The woman is been using him or her don and doff over the past partners years to have dates and you will hookups, even if she rates that texts she receives has actually regarding a great 50-50 proportion of indicate or disgusting never to imply or terrible. She is just educated this type of weird or upsetting behavior when she’s relationships as a consequence of software, not whenever dating anyone this woman is found during the real-lifetime societal settings. “While the, definitely, they’ve been concealing behind the technology, right? You don’t have to indeed deal with the person,” she says.
Probably the quotidian cruelty out-of app dating can be obtained because it is seemingly unpassioned compared with installing schedules inside the real world. “More folks relate solely to this just like the a levels procedure,” claims Lundquist, new marriage counselor. Some time and tips is limited, if you find yourself matches, at the least in principle, commonly. Lundquist states what he calls the fresh new “classic” circumstances in which someone is found on a great Tinder go out, after that visits the bathroom and you can talks to about three other people for the Tinder. “So discover a willingness to go into the quicker,” he says, “although not fundamentally a good commensurate rise in skill at kindness.”
Wood’s academic work with dating software try, it is worth bringing up, things away from a rareness in the wide browse surroundings
Holly Wood, who penned the woman Harvard sociology dissertation last year into the singles’ habits into adult dating sites and you can dating apps, heard the majority of these unsightly tales too. And just after speaking to more than 100 upright-distinguishing, college-educated folk in the San francisco regarding their experience toward dating apps, she securely believes that if matchmaking programs did not are present, such informal acts from unkindness into the relationship was not as common. But Wood’s idea is that individuals are meaner while they feel such they might be getting together with a stranger, and she partially blames the brand new brief and you may nice bios encouraged on this new software.
“OkCupid,” she remembers, “invited walls of text. And that, for me, was really important. I’m one of those people who wants to feel like I have a sense of who you are before we go on a first date. Then Tinder”-which has a 500-reputation maximum to own bios-“happened, and the shallowness in the profile was encouraged.”

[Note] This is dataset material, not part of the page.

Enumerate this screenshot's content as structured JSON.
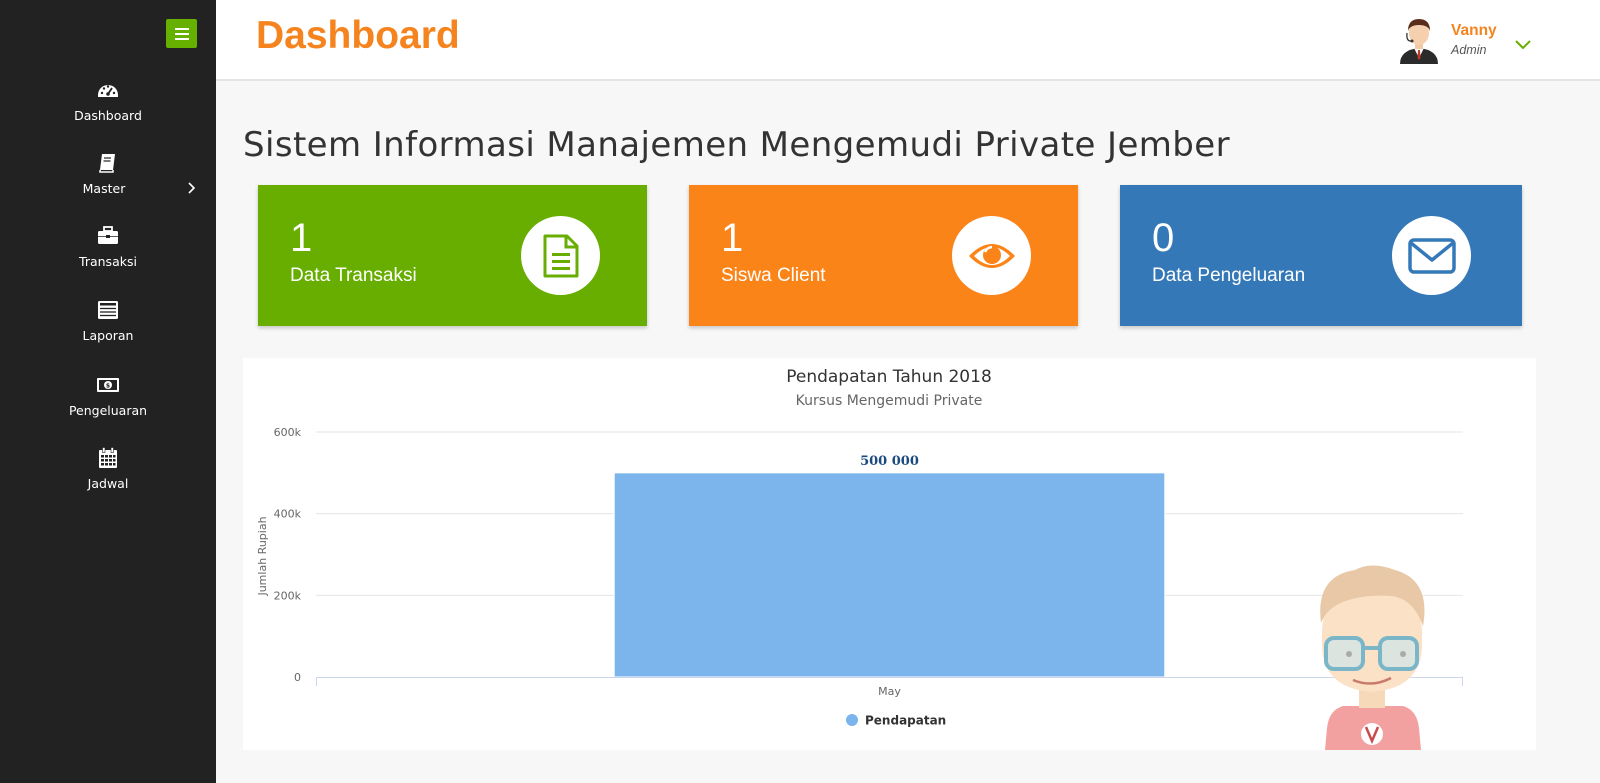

A number of the men she spoke in order to, Wood states, “had been stating, ‘I’m getting much works to your matchmaking and you will I am not saying delivering any results.’” When she requested those things these were doing, it told you, “I’m towards the Tinder for hours day-after-day.”
That huge complications out of focusing on how matchmaking software features inspired matchmaking habits, and in composing a story such as this one, is that all these software just have been with us for half a decade-hardly for a lengthy period getting well-designed, associated longitudinal degree to end up being funded, not to mention used.
Definitely, perhaps the absence of hard study hasn’t avoided relationship pros-one another those who studies they and those who orthodox dating manage a lot of it-out of theorizing. There was a popular suspicion, such, that Tinder and other matchmaking programs could make some body pickier or a great deal more unwilling to choose one monogamous lover, a theory the comedian Aziz Ansari spends numerous date in his 2015 book, Modern Love, composed for the sociologist Eric Klinenberg.
Timber also unearthed that for most participants (specifically men participants), applications got efficiently changed dating; to phrase it differently, enough time most other generations of american singles have invested happening dates, such men and women spent swiping
Eli Finkel, however, a professor of psychology at Northwestern and the author of The All-or-Nothing Marriage, rejects that notion. “Very smart people have expressed concern that having such easy access makes us commitment-phobic,” he says, “but I’m not actually that worried about it.” Research has shown that people who find a partner they’re really into quickly become less interested in alternatives, and Finkel is fond of a sentiment expressed in a good 1997 Journal from Character and you will Social Psychology papers on the subject: “Even if the grass is greener elsewhere, happy gardeners may not notice.”